## Your objective:
From the records below, state how many lines hold the string "image", without any other text.

Page and application data records:
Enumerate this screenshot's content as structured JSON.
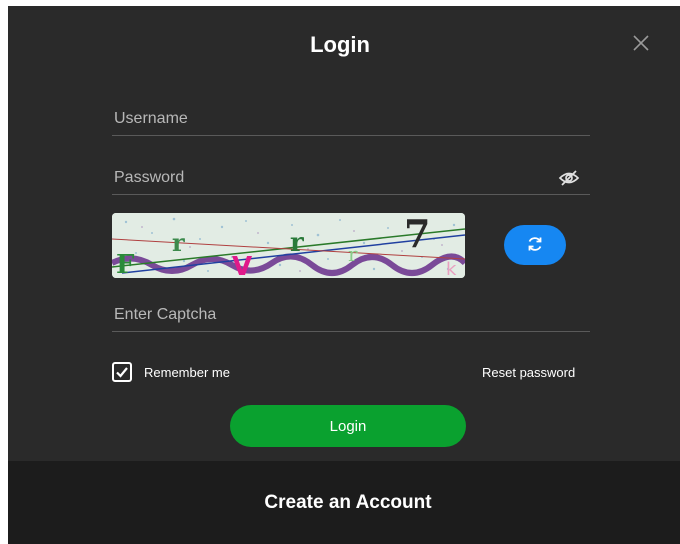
{
  "dialog": {
    "title": "Login",
    "close_icon": "close-icon"
  },
  "form": {
    "username_placeholder": "Username",
    "password_placeholder": "Password",
    "password_toggle_icon": "eye-off-icon",
    "captcha_placeholder": "Enter Captcha",
    "captcha_refresh_icon": "refresh-icon",
    "captcha_characters": [
      "F",
      "r",
      "r",
      "V",
      "7",
      "r",
      "k"
    ]
  },
  "options": {
    "remember_label": "Remember me",
    "remember_checked": true,
    "reset_label": "Reset password"
  },
  "actions": {
    "login_label": "Login",
    "create_account_label": "Create an Account"
  },
  "colors": {
    "background": "#2a2a2a",
    "footer_background": "#1c1c1c",
    "primary_green": "#0aa12f",
    "refresh_blue": "#1687f2"
  }
}
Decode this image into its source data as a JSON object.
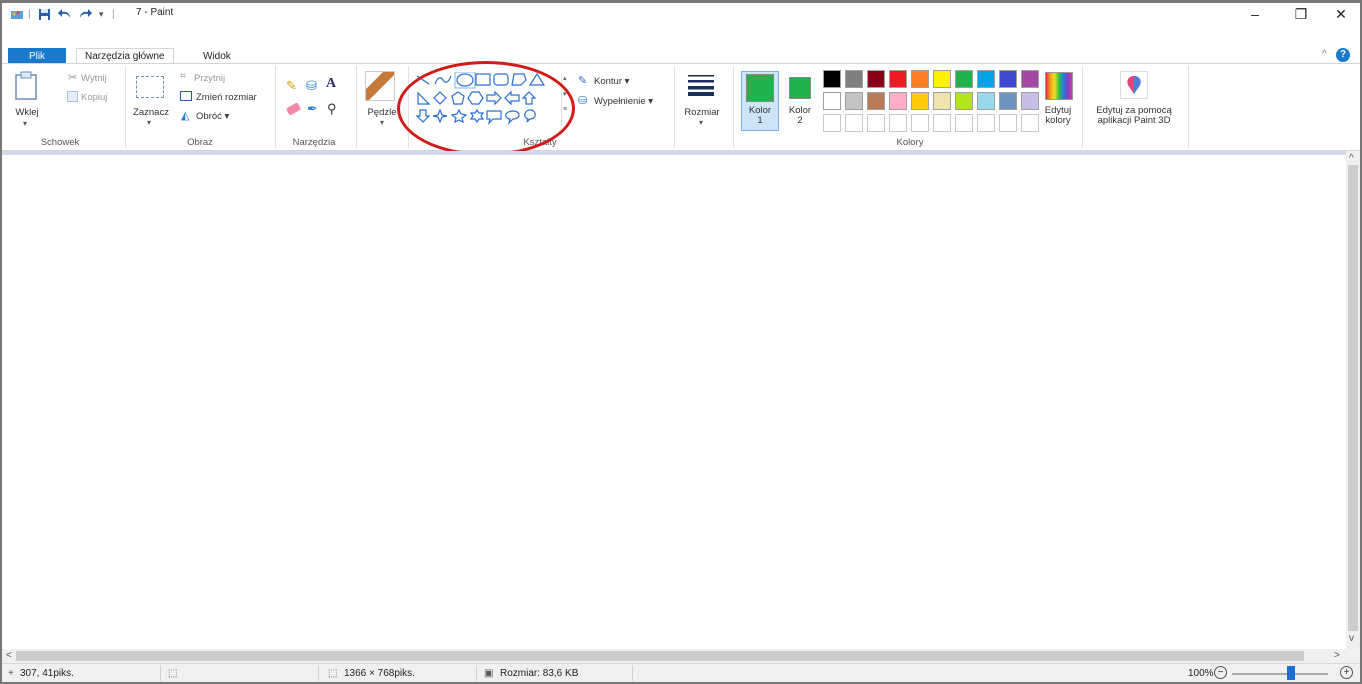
{
  "window": {
    "title": "7 - Paint",
    "minimize": "–",
    "restore": "❐",
    "close": "✕"
  },
  "tabs": {
    "file": "Plik",
    "home": "Narzędzia główne",
    "view": "Widok"
  },
  "clipboard": {
    "paste": "Wklej",
    "cut": "Wytnij",
    "copy": "Kopiuj",
    "label": "Schowek"
  },
  "image": {
    "select": "Zaznacz",
    "crop": "Przytnij",
    "resize": "Zmień rozmiar",
    "rotate": "Obróć ▾",
    "label": "Obraz"
  },
  "tools": {
    "label": "Narzędzia",
    "text_tool": "A"
  },
  "brushes": {
    "label": "Pędzle"
  },
  "shapes": {
    "label": "Kształty",
    "outline": "Kontur ▾",
    "fill": "Wypełnienie ▾"
  },
  "size": {
    "label": "Rozmiar"
  },
  "colors": {
    "color1": "Kolor 1",
    "color1_line1": "Kolor",
    "color1_line2": "1",
    "color2_line1": "Kolor",
    "color2_line2": "2",
    "edit_line1": "Edytuj",
    "edit_line2": "kolory",
    "label": "Kolory",
    "active": "#22b14c",
    "palette_row1": [
      "#000000",
      "#7f7f7f",
      "#880015",
      "#ed1c24",
      "#ff7f27",
      "#fff200",
      "#22b14c",
      "#00a2e8",
      "#3f48cc",
      "#a349a4"
    ],
    "palette_row2": [
      "#ffffff",
      "#c3c3c3",
      "#b97a57",
      "#ffaec9",
      "#ffc90e",
      "#efe4b0",
      "#b5e61d",
      "#99d9ea",
      "#7092be",
      "#c8bfe7"
    ]
  },
  "paint3d": {
    "line1": "Edytuj za pomocą",
    "line2": "aplikacji Paint 3D"
  },
  "status": {
    "cursor": "307, 41piks.",
    "dimensions": "1366 × 768piks.",
    "filesize": "Rozmiar: 83,6 KB",
    "zoom": "100%",
    "zoom_level_percent": 100
  }
}
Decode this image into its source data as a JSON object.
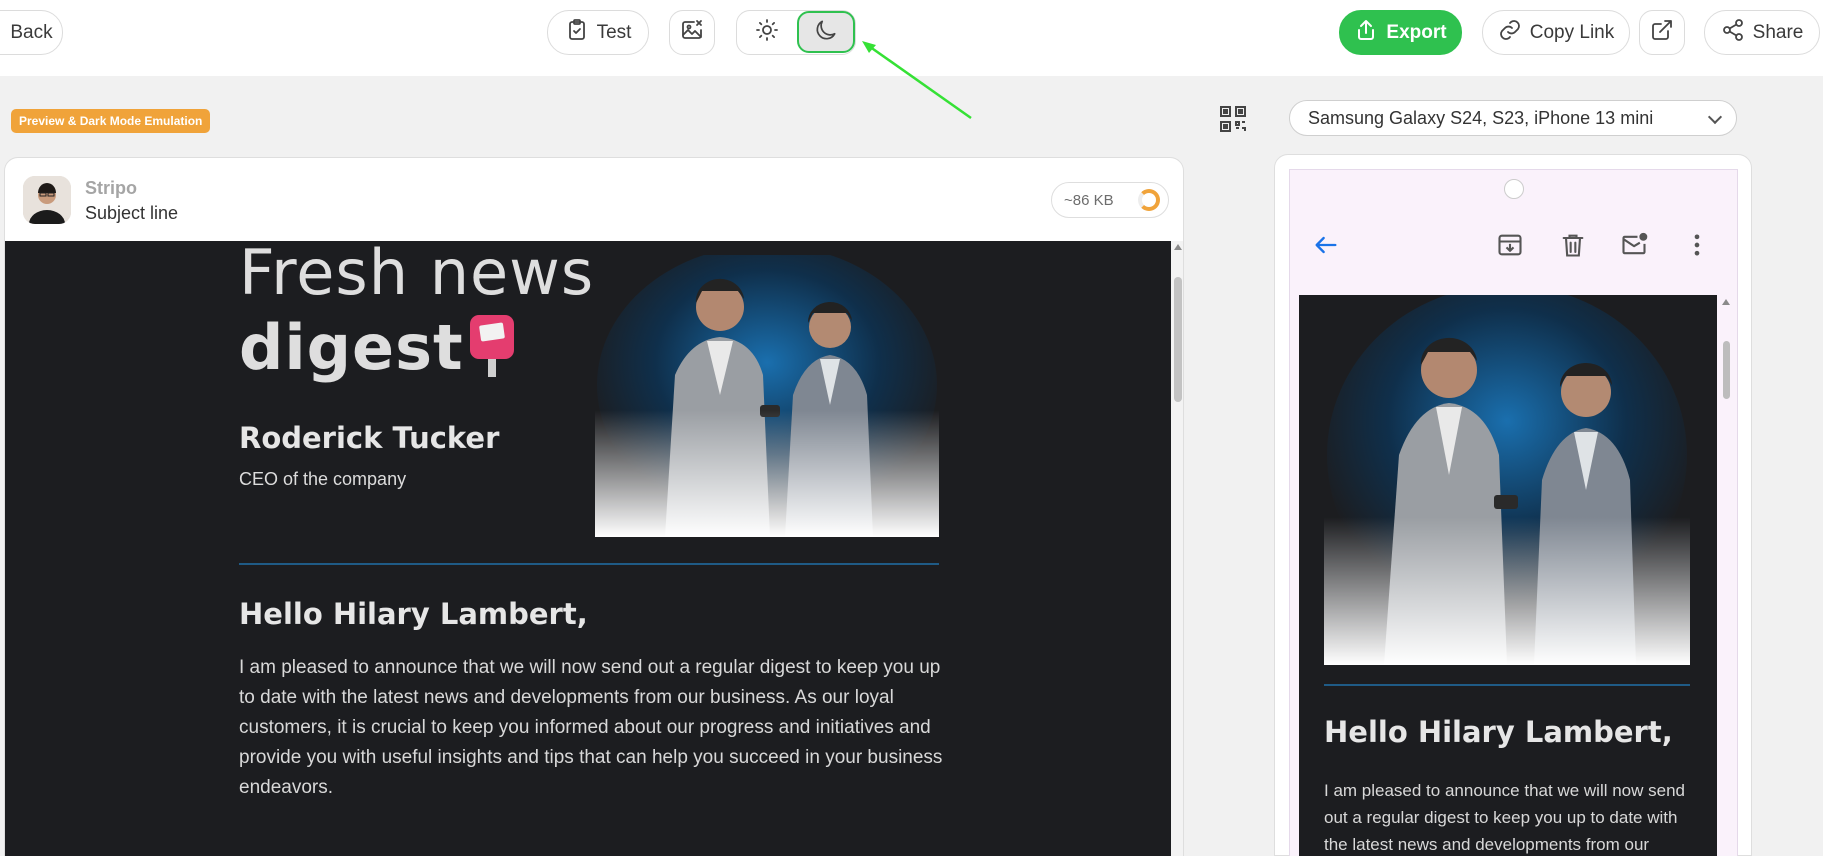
{
  "toolbar": {
    "back_label": "Back",
    "test_label": "Test",
    "export_label": "Export",
    "copy_link_label": "Copy Link",
    "share_label": "Share",
    "active_mode": "dark",
    "accent_color": "#2fc14f"
  },
  "preview": {
    "badge": "Preview & Dark Mode Emulation",
    "sender_name": "Stripo",
    "subject": "Subject line",
    "size": "~86 KB"
  },
  "email": {
    "headline_line1": "Fresh news",
    "headline_line2": "digest",
    "ceo_name": "Roderick Tucker",
    "ceo_role": "CEO of the company",
    "greeting": "Hello Hilary Lambert,",
    "body": "I am pleased to announce that we will now send out a regular digest to keep you up to date with the latest news and developments from our business. As our loyal customers, it is crucial to keep you informed about our progress and initiatives and provide you with useful insights and tips that can help you succeed in your business endeavors.",
    "mobile_body": "I am pleased to announce that we will now send out a regular digest to keep you up to date with the latest news and developments from our"
  },
  "mobile": {
    "device": "Samsung Galaxy S24, S23, iPhone 13 mini"
  },
  "icons": [
    "clipboard-check-icon",
    "image-off-icon",
    "sun-icon",
    "moon-icon",
    "upload-icon",
    "link-icon",
    "external-link-icon",
    "share-icon",
    "qr-code-icon",
    "back-arrow-icon",
    "archive-icon",
    "trash-icon",
    "mark-unread-icon",
    "more-vert-icon",
    "chevron-down-icon"
  ]
}
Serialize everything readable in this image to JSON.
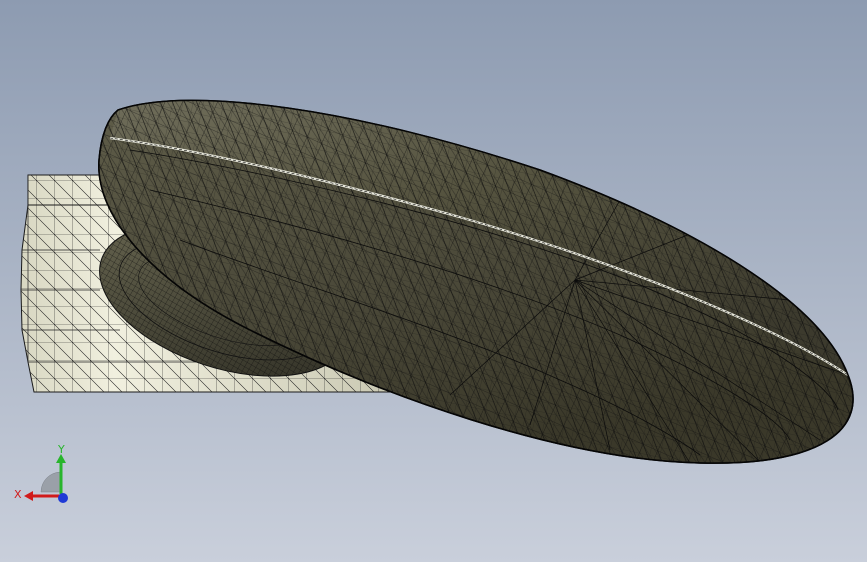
{
  "viewport": {
    "background_top": "#8d9bb1",
    "background_bottom": "#c9cfdb",
    "model": {
      "display_mode": "shaded-with-mesh",
      "body_color": "#4f4d3f",
      "body_color_light": "#8a8770",
      "block_color": "#d9d8c4",
      "block_color_light": "#f3f2e2",
      "mesh_color": "#111111"
    },
    "triad": {
      "x_label": "X",
      "y_label": "Y",
      "x_color": "#d11b1b",
      "y_color": "#28b52c",
      "z_color": "#1f3ad6"
    }
  }
}
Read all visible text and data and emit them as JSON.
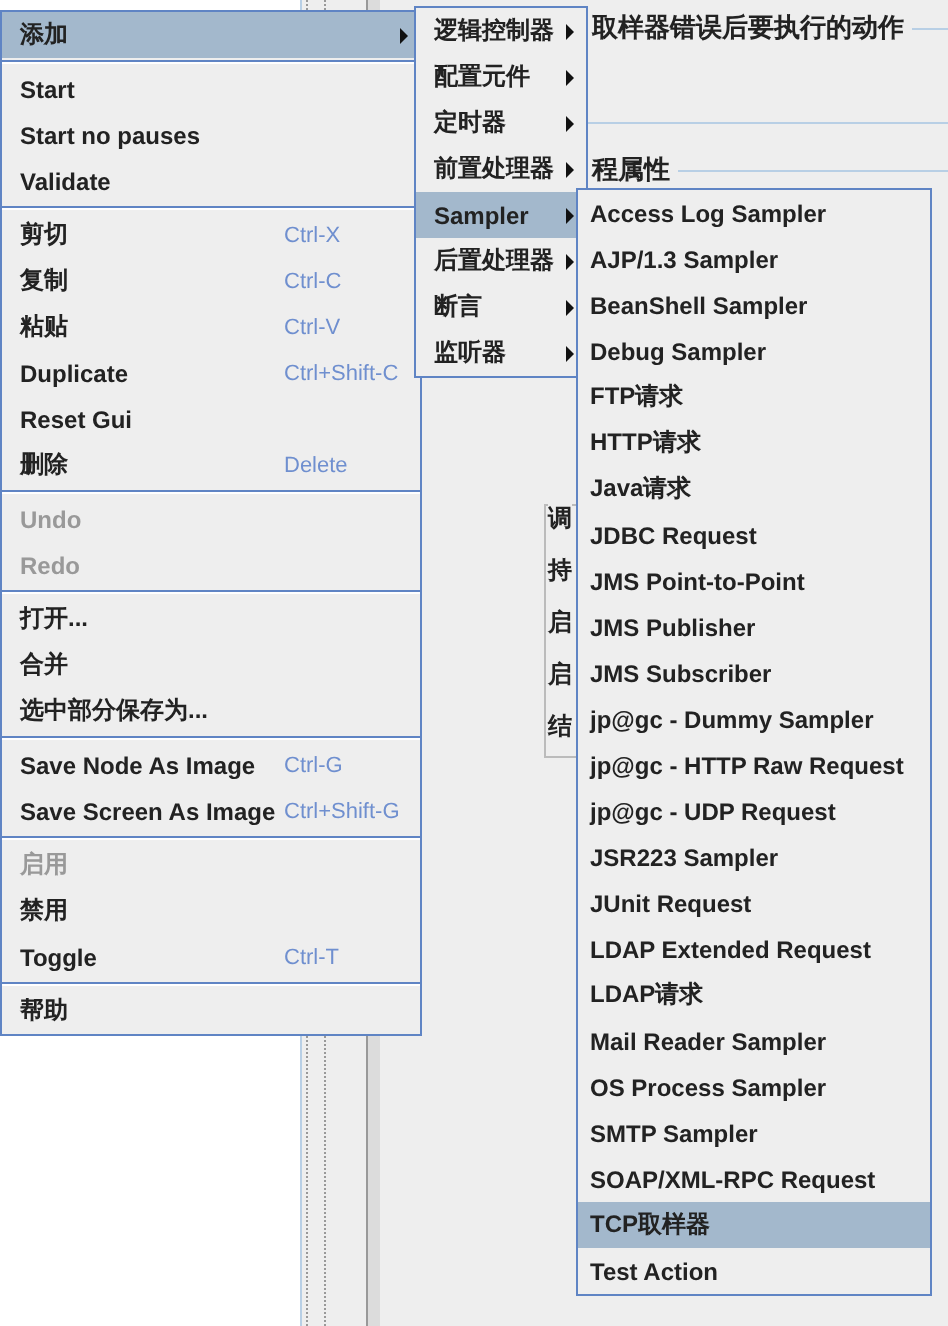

## Solution to this task:
5